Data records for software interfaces
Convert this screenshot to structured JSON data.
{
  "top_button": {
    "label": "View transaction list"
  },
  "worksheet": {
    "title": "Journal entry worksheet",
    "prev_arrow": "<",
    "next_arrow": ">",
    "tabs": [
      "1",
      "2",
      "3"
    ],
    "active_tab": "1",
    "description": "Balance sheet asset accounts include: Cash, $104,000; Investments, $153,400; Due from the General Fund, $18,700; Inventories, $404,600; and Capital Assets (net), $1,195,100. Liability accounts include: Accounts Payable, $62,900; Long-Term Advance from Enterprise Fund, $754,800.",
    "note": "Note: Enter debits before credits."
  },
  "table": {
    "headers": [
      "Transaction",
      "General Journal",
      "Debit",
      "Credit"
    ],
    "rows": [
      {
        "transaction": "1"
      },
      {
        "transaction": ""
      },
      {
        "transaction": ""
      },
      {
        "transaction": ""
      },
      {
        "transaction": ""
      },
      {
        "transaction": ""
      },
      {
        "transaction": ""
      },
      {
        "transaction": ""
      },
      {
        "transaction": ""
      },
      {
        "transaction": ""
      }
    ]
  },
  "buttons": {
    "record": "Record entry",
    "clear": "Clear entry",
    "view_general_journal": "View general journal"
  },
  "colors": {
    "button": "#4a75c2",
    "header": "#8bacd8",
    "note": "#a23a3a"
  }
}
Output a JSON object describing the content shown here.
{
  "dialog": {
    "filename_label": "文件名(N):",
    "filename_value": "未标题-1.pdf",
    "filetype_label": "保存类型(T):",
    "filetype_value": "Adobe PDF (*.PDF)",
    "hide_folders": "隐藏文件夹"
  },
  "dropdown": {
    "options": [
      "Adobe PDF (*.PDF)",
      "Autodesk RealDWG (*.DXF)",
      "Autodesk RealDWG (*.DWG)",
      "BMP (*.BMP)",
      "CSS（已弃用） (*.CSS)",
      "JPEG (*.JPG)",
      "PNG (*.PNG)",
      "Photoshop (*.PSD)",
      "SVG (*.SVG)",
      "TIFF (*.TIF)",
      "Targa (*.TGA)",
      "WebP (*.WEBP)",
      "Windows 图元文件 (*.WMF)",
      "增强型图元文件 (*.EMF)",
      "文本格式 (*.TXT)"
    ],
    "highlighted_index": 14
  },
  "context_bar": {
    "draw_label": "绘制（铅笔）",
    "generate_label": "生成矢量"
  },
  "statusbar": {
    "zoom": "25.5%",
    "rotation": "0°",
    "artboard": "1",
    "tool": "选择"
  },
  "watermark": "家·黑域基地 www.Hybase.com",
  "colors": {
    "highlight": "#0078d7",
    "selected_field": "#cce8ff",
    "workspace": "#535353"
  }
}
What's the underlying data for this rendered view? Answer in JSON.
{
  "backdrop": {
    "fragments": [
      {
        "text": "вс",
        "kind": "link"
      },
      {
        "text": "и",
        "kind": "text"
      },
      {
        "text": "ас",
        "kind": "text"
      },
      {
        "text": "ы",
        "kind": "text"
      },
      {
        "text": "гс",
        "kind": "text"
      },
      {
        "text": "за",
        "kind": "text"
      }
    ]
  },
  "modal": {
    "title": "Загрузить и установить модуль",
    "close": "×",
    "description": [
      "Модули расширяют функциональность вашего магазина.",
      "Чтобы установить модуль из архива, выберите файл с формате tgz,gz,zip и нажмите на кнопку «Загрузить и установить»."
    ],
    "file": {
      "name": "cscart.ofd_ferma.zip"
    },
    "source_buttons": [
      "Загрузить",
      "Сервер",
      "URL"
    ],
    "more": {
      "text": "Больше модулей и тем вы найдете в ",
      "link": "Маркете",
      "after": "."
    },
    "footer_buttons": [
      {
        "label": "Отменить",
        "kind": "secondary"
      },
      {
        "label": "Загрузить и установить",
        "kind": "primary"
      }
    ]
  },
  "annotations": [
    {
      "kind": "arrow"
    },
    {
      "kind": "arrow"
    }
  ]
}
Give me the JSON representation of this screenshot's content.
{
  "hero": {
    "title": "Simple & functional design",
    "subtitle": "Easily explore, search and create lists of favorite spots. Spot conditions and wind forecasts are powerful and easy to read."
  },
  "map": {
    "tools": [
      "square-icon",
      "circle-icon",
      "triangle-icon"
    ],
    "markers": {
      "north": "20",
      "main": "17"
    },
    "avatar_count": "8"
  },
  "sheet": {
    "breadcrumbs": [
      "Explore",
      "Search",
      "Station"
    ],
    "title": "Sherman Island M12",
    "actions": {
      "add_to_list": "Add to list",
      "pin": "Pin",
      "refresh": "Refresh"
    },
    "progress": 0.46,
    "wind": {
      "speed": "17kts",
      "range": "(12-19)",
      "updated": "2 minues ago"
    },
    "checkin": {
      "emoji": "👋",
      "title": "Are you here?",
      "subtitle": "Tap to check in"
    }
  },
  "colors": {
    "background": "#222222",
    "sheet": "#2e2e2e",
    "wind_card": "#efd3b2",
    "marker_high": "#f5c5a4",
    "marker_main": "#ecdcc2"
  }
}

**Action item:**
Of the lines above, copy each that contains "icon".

**Exercise output:**
      "square-icon",
      "circle-icon",
      "triangle-icon"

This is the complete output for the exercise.